We have been blessed by God in Christ with every spiritual blessing.  This could be read, with every blessing of the Spirit, the Greek is a little ambiguous here, but ultimately it all means the same thing.  Paul unfolds the blessings that God has showered upon us.  We have been chosen by God to be holy and blameless.  In love, he predestined us to be adopted at sons, for the praise of his glorious grace.  I know words like “chosen” and “predestined” make some people shy away muttering “free will” under their breath.  But this is the word of God, His promise to us.  It is meant as good news.  God’s will is that we know His love, encounter His grace, be called His children – and God determined this when our will was set against Him.  That’s good news.

Moreover, we have redemption in Christ Jesus, the forgiveness of trespasses, and the revelation of the will of God with all wisdom and insight.  The blessings of God go on and on throughout Paul’s letter – Praise be to God for His goodness and grace!

Except –

There are times when we don’t feel blessed.  The world seems set against us.  Money’s tight, or even non-existent.  Friends are few and far between, and those you thought were close only got there so they could stab you in the back.  Anxiety and stress rise up around you, you feel lost and tossed around in the storm.  The winds blow and your life is turned upside down (literally here in NW Iowa).  It’s hard to echo the words of Paul, it’s hard to say that we’ve been blessed with every spiritual blessing.

There are times when we are in the desert.  We feel dry, spiritually – we’re thirsty for closeness with God.  We want to know those blessings that Paul is talking about here, but it’s just not connecting.  We hear about the blessings, why don’t we see them?

It’s at times like these that it is important to remember this truth, God’s word is true regardless of how we feel about it.  So often we think that our religious affections (to borrow the phrase from Jonathon Edwards) all rely on how I feel about God at this particular moment.  If I feel passionately about God, then I must be close to Him and He to me.  If I’m feeling distant from God, then there must be something wrong in my life.  While there may be some truth to this, I think that sometimes we may put a little too much emphasis on our feelings.  If I don’t feel like I’ve “connected” to God in prayer, does that mean that God didn’t hear my prayer?  If my heart wasn’t really in my worship and preaching last week, does that mean that God wasn’t still glorified by my preaching and in our worship?

One of my favorite quotes in literature comes from Dickens’, A Christmas Carol.  Scrooge has just encountered the ghost of Bob Marley, his former business partner who warns him of the coming visits in the night.  In disbelief Scrooge replies, “You may be an undigested bit of beef, a blot of mustard, a crumb of cheese, a fragment of underdone potato. There’s more of gravy than of grave about you, whatever you are!”  How many times are our feelings, either positive or negative, toward God based on our lack of sleep, our indigestion, or the run-in we had at the supermarket yesterday?

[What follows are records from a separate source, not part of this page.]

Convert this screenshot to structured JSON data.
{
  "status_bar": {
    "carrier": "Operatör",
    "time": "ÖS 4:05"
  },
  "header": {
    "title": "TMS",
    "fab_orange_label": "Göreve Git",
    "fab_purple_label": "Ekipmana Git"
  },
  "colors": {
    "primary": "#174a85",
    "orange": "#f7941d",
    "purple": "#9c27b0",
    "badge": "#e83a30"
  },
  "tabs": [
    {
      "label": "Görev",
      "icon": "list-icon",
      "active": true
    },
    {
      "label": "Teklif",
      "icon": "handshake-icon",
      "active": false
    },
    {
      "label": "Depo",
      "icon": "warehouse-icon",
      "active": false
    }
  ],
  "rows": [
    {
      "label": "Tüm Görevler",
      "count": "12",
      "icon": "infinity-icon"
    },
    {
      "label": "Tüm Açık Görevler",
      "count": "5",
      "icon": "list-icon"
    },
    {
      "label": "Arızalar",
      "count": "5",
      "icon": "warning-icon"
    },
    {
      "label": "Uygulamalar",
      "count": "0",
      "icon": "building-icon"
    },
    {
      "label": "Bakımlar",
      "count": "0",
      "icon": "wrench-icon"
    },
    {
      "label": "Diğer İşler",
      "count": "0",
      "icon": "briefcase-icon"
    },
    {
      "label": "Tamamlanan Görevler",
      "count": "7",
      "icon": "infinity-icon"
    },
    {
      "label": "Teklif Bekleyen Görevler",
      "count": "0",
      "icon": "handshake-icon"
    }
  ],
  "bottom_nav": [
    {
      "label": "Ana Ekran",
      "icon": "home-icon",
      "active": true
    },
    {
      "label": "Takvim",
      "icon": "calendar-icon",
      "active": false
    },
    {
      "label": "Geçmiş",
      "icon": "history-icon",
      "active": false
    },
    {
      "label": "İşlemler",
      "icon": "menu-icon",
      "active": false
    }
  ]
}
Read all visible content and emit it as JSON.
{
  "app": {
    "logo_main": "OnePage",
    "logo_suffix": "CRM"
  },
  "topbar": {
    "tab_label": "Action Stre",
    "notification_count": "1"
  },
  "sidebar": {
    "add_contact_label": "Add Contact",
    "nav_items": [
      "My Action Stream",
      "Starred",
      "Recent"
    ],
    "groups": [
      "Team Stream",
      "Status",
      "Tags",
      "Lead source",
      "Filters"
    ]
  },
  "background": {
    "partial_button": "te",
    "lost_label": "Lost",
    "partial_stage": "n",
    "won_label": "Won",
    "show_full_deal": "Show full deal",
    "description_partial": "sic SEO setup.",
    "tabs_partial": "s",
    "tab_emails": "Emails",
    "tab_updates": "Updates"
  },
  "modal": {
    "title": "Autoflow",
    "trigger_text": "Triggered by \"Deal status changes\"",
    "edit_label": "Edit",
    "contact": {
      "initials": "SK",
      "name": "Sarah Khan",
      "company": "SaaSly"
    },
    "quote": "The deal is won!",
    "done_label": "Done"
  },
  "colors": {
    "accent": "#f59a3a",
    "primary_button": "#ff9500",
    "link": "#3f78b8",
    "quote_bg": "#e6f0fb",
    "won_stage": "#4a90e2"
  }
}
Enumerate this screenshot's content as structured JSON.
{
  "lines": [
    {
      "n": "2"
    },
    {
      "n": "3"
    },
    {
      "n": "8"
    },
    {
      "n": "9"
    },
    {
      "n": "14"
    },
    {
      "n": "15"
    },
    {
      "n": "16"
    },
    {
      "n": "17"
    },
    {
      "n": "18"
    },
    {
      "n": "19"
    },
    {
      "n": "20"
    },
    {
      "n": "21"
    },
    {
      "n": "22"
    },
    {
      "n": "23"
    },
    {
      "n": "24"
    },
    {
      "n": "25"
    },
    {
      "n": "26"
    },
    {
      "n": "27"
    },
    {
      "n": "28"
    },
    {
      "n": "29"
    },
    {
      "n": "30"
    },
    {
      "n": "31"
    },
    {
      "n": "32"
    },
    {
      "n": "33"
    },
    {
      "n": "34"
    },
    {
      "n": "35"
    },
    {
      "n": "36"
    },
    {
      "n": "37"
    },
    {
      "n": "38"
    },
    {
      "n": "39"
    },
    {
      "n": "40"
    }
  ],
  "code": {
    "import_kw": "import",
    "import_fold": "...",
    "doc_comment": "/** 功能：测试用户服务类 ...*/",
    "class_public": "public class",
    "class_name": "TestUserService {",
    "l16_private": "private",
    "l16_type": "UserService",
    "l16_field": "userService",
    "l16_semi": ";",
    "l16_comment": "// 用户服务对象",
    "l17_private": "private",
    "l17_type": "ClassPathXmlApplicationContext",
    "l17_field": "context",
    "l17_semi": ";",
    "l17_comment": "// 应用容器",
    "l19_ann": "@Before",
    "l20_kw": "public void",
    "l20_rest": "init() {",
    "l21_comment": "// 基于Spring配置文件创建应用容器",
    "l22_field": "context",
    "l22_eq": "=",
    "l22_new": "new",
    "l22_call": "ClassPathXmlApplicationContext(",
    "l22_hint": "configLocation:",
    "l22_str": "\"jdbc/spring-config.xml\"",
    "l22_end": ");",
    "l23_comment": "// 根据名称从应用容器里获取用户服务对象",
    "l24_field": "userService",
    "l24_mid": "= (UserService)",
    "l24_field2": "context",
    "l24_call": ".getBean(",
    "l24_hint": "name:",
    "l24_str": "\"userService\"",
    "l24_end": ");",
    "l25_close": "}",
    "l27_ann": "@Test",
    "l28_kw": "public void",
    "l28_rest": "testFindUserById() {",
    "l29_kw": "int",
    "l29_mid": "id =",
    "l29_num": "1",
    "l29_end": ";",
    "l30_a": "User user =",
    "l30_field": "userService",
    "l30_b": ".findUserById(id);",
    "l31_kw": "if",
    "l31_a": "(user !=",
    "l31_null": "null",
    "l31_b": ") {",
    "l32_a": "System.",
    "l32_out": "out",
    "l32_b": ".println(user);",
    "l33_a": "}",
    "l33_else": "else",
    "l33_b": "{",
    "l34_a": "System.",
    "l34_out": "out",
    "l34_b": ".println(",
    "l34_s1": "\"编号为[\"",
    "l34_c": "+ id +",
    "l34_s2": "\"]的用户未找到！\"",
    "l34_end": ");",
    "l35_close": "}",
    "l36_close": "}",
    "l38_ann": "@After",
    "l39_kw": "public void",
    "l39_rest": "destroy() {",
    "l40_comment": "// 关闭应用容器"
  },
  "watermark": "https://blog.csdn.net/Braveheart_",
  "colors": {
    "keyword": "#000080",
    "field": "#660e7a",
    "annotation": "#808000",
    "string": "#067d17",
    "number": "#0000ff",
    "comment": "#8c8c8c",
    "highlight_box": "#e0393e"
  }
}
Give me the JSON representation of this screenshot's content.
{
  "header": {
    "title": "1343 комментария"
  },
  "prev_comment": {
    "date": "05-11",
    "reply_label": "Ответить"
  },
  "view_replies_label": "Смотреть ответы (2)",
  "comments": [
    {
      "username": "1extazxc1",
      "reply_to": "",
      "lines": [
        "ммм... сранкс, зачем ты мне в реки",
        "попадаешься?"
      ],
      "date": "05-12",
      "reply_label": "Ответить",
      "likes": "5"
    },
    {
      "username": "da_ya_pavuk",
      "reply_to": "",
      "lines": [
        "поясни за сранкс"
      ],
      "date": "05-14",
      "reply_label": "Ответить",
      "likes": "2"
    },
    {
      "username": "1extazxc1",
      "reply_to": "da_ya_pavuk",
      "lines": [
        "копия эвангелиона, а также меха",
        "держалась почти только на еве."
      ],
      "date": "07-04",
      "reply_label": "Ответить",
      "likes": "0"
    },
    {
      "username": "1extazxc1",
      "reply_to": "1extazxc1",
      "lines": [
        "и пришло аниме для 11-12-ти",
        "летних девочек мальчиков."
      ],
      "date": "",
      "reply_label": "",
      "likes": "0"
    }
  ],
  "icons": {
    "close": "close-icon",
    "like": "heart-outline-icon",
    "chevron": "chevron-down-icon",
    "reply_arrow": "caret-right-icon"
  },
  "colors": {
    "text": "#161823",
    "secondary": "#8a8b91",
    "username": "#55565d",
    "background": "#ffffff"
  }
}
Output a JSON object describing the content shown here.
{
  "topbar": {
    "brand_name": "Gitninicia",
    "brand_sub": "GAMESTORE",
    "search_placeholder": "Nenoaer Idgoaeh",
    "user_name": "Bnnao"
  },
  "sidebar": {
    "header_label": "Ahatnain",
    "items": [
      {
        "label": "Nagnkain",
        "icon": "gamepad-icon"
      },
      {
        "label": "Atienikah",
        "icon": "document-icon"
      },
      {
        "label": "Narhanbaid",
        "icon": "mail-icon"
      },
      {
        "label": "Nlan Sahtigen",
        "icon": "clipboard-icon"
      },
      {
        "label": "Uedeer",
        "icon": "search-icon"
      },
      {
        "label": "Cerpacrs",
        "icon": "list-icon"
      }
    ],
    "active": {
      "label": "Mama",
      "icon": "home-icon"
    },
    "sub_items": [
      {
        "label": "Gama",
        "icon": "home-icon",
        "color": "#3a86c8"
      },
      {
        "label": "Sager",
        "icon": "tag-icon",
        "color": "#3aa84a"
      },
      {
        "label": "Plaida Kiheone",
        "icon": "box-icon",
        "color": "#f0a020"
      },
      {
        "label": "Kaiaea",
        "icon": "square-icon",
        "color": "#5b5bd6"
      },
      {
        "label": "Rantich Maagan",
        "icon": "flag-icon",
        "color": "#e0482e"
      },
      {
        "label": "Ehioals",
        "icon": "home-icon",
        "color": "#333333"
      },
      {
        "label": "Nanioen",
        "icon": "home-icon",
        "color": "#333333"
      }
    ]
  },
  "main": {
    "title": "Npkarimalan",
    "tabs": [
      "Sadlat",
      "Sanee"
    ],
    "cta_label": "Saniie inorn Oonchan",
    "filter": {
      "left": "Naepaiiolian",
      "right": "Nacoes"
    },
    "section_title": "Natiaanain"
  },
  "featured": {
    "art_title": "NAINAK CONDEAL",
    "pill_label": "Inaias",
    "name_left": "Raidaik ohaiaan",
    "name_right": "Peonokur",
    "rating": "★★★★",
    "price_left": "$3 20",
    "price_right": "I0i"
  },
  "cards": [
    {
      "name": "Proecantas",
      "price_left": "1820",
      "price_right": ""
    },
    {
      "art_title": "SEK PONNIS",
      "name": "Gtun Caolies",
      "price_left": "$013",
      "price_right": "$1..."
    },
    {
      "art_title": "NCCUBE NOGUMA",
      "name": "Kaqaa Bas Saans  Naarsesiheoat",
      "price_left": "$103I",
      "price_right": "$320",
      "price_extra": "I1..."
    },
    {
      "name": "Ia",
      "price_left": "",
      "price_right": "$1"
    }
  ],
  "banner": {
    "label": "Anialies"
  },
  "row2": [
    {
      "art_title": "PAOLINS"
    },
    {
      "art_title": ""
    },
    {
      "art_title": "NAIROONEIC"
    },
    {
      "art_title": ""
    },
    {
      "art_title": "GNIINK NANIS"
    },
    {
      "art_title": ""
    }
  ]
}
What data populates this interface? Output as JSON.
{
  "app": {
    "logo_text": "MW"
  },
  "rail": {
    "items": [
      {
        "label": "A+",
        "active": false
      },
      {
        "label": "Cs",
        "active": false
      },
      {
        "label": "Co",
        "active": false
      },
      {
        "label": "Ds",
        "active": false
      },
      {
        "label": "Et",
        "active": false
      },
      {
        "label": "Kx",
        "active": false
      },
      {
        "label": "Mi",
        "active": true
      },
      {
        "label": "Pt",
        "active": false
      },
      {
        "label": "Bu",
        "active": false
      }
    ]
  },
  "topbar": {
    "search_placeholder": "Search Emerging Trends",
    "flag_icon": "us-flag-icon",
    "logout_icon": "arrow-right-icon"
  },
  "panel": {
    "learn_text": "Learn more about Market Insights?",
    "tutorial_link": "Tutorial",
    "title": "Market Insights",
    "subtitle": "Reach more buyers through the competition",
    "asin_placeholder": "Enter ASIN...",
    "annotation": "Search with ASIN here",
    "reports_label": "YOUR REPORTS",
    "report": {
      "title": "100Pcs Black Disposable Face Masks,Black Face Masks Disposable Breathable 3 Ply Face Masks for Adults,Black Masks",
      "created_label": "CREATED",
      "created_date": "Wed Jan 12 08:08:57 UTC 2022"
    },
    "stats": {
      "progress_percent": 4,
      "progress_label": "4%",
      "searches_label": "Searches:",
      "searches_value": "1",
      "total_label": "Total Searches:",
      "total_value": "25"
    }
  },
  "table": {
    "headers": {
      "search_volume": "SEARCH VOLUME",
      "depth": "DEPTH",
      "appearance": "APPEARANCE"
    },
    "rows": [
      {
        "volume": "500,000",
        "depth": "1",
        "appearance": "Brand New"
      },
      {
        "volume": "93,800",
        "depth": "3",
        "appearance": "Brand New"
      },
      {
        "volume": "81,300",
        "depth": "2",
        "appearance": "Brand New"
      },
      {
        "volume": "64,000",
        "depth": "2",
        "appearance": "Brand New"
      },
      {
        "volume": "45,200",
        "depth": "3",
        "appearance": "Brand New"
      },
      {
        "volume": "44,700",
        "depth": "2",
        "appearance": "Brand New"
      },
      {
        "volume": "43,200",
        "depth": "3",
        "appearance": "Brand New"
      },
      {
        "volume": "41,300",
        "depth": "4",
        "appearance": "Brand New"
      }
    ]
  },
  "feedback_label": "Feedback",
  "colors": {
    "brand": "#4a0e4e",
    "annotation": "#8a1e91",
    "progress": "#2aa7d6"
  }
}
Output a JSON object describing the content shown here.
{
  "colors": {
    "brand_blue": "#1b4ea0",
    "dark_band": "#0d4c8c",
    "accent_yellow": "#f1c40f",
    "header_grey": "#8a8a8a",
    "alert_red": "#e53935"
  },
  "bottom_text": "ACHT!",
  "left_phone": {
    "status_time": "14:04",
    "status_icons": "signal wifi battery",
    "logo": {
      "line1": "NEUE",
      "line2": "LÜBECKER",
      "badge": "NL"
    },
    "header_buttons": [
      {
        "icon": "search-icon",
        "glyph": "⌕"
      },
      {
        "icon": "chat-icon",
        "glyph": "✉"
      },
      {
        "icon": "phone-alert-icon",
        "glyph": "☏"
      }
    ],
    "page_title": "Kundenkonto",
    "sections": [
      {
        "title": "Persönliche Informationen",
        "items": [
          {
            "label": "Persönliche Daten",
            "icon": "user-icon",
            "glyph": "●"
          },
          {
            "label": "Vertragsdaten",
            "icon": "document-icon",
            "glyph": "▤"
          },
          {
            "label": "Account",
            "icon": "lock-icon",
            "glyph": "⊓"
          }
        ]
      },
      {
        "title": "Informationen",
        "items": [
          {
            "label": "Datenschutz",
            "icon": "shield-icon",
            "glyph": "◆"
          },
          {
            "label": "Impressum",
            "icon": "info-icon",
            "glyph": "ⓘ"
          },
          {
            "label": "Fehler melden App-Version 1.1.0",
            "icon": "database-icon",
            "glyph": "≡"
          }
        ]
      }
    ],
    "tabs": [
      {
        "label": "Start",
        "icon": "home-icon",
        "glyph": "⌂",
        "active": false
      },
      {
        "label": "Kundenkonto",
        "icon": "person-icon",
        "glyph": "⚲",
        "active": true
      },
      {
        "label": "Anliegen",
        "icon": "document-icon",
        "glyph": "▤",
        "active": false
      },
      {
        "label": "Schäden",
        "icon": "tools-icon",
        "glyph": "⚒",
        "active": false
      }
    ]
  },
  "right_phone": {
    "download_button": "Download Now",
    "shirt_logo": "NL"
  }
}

The truth of the matter is, regardless of how you feel about it today, for those who are alive in Christ Jesus, God has blessed you with ever spiritual blessing in the heavenly places.  This doesn’t mean that we won’t encounter poverty and pain, it doesn’t mean that we won’t face hardship and setback.  But it does mean that God to supplies all our needs “according to His riches in glory by Christ Jesus” (Phil. 4:19). It does mean that regardless of what we face, we may say, as did Job, “the Lord gave, and the Lord has taken away; blessed be the name of the Lord.”

Friends, when you don’t feel it, know it.  Know that God has blessed you in Christ Jesus our Lord, and you are blessed indeed!